- Collection entries
•••

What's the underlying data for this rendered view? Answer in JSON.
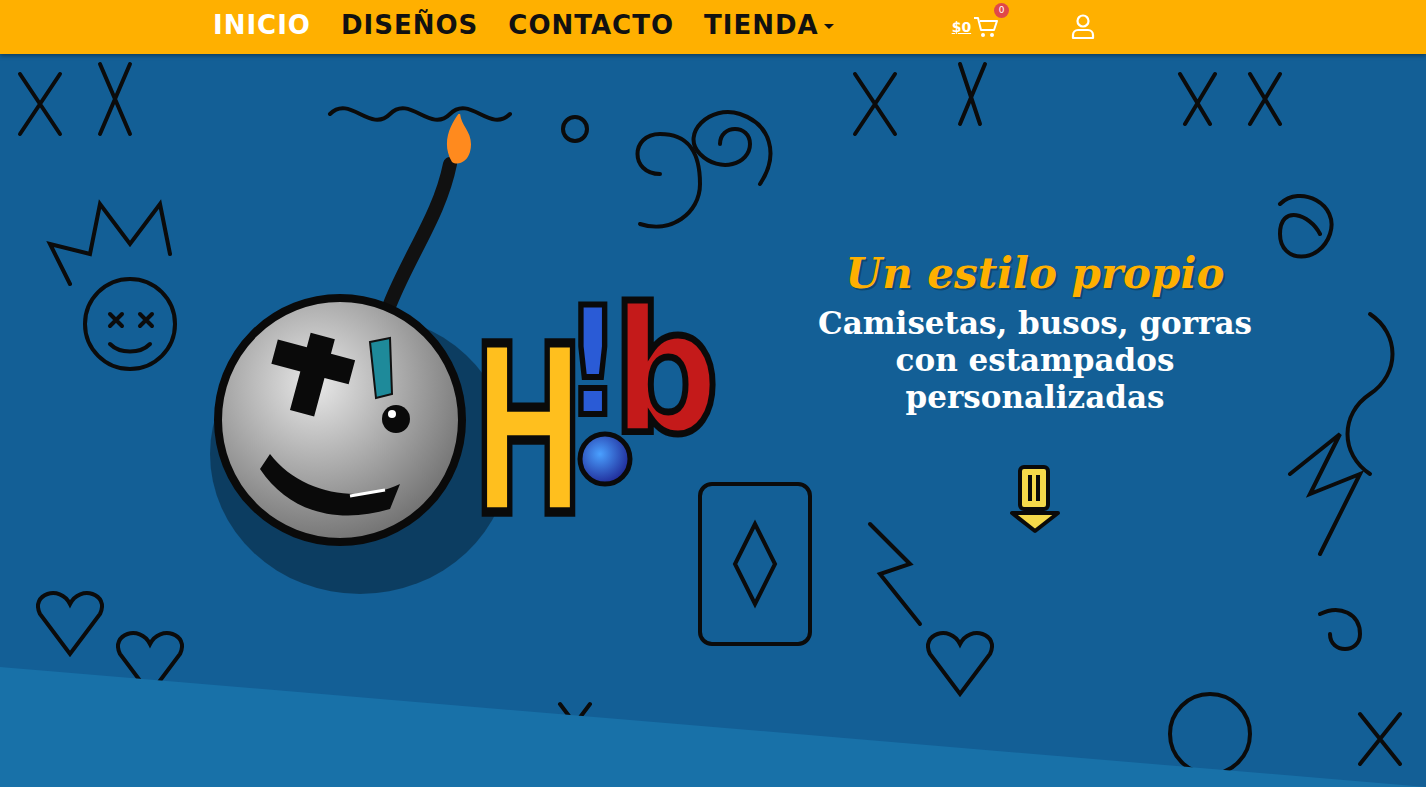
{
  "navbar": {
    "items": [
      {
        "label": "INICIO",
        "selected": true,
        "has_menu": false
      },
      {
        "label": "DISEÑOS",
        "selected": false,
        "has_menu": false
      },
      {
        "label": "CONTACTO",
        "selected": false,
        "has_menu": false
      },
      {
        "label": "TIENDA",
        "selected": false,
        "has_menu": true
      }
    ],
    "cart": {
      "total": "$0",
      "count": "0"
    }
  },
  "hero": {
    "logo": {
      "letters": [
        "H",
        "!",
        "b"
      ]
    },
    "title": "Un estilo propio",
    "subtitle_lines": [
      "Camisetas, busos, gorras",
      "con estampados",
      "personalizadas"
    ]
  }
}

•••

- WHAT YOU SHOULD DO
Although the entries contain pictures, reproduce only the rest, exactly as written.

- WORKED SOLUTION
What's the underlying data for this rendered view? Answer in JSON.
{
  "navbar": {
    "items": [
      {
        "label": "INICIO",
        "selected": true,
        "has_menu": false
      },
      {
        "label": "DISEÑOS",
        "selected": false,
        "has_menu": false
      },
      {
        "label": "CONTACTO",
        "selected": false,
        "has_menu": false
      },
      {
        "label": "TIENDA",
        "selected": false,
        "has_menu": true
      }
    ],
    "cart": {
      "total": "$0",
      "count": "0"
    }
  },
  "hero": {
    "logo": {
      "letters": [
        "H",
        "!",
        "b"
      ]
    },
    "title": "Un estilo propio",
    "subtitle_lines": [
      "Camisetas, busos, gorras",
      "con estampados",
      "personalizadas"
    ]
  }
}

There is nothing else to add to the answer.